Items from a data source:
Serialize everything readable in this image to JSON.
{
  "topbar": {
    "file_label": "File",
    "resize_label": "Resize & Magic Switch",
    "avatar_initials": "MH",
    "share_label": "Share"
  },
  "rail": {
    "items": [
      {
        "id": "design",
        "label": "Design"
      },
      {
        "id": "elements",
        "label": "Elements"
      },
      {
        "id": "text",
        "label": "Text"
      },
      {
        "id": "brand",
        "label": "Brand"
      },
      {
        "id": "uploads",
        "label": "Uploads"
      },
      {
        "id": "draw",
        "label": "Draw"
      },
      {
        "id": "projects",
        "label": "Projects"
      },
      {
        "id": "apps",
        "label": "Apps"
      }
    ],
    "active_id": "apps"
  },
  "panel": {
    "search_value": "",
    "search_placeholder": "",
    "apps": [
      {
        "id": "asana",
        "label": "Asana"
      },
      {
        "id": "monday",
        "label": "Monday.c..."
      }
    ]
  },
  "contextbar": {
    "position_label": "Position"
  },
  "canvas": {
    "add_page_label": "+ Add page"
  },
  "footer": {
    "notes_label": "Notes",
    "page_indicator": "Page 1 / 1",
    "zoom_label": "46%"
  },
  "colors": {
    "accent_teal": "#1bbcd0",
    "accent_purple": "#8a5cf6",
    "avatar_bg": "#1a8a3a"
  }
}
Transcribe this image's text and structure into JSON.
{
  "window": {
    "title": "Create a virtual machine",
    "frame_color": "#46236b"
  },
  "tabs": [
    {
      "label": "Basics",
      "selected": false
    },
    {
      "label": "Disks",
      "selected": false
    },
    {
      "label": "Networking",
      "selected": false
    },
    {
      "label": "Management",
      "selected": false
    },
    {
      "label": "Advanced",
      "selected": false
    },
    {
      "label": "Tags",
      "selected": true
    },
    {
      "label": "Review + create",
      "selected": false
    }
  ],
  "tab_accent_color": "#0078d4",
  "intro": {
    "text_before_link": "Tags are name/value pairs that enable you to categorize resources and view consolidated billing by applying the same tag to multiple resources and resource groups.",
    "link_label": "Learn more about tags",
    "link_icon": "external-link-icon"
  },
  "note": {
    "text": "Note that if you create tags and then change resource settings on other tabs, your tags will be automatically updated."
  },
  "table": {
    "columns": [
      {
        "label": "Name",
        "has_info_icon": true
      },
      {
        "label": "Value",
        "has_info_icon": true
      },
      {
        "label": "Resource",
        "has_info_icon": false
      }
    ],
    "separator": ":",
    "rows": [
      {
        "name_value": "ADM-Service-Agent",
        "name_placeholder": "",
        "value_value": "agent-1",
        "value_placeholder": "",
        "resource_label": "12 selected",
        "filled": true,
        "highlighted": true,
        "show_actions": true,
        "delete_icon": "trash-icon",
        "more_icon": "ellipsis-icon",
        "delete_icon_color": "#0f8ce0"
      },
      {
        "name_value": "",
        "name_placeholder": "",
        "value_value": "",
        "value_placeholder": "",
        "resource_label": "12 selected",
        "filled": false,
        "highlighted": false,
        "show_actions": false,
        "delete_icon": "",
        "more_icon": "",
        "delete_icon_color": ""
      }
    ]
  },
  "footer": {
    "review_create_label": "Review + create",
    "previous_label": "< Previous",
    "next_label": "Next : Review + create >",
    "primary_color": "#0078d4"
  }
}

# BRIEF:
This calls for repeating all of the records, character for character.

# COMPLETED TASK:
Serialize everything readable in this image to JSON.
{
  "topbar": {
    "file_label": "File",
    "resize_label": "Resize & Magic Switch",
    "avatar_initials": "MH",
    "share_label": "Share"
  },
  "rail": {
    "items": [
      {
        "id": "design",
        "label": "Design"
      },
      {
        "id": "elements",
        "label": "Elements"
      },
      {
        "id": "text",
        "label": "Text"
      },
      {
        "id": "brand",
        "label": "Brand"
      },
      {
        "id": "uploads",
        "label": "Uploads"
      },
      {
        "id": "draw",
        "label": "Draw"
      },
      {
        "id": "projects",
        "label": "Projects"
      },
      {
        "id": "apps",
        "label": "Apps"
      }
    ],
    "active_id": "apps"
  },
  "panel": {
    "search_value": "",
    "search_placeholder": "",
    "apps": [
      {
        "id": "asana",
        "label": "Asana"
      },
      {
        "id": "monday",
        "label": "Monday.c..."
      }
    ]
  },
  "contextbar": {
    "position_label": "Position"
  },
  "canvas": {
    "add_page_label": "+ Add page"
  },
  "footer": {
    "notes_label": "Notes",
    "page_indicator": "Page 1 / 1",
    "zoom_label": "46%"
  },
  "colors": {
    "accent_teal": "#1bbcd0",
    "accent_purple": "#8a5cf6",
    "avatar_bg": "#1a8a3a"
  }
}
Transcribe this image's text and structure into JSON.
{
  "window": {
    "title": "Create a virtual machine",
    "frame_color": "#46236b"
  },
  "tabs": [
    {
      "label": "Basics",
      "selected": false
    },
    {
      "label": "Disks",
      "selected": false
    },
    {
      "label": "Networking",
      "selected": false
    },
    {
      "label": "Management",
      "selected": false
    },
    {
      "label": "Advanced",
      "selected": false
    },
    {
      "label": "Tags",
      "selected": true
    },
    {
      "label": "Review + create",
      "selected": false
    }
  ],
  "tab_accent_color": "#0078d4",
  "intro": {
    "text_before_link": "Tags are name/value pairs that enable you to categorize resources and view consolidated billing by applying the same tag to multiple resources and resource groups.",
    "link_label": "Learn more about tags",
    "link_icon": "external-link-icon"
  },
  "note": {
    "text": "Note that if you create tags and then change resource settings on other tabs, your tags will be automatically updated."
  },
  "table": {
    "columns": [
      {
        "label": "Name",
        "has_info_icon": true
      },
      {
        "label": "Value",
        "has_info_icon": true
      },
      {
        "label": "Resource",
        "has_info_icon": false
      }
    ],
    "separator": ":",
    "rows": [
      {
        "name_value": "ADM-Service-Agent",
        "name_placeholder": "",
        "value_value": "agent-1",
        "value_placeholder": "",
        "resource_label": "12 selected",
        "filled": true,
        "highlighted": true,
        "show_actions": true,
        "delete_icon": "trash-icon",
        "more_icon": "ellipsis-icon",
        "delete_icon_color": "#0f8ce0"
      },
      {
        "name_value": "",
        "name_placeholder": "",
        "value_value": "",
        "value_placeholder": "",
        "resource_label": "12 selected",
        "filled": false,
        "highlighted": false,
        "show_actions": false,
        "delete_icon": "",
        "more_icon": "",
        "delete_icon_color": ""
      }
    ]
  },
  "footer": {
    "review_create_label": "Review + create",
    "previous_label": "< Previous",
    "next_label": "Next : Review + create >",
    "primary_color": "#0078d4"
  }
}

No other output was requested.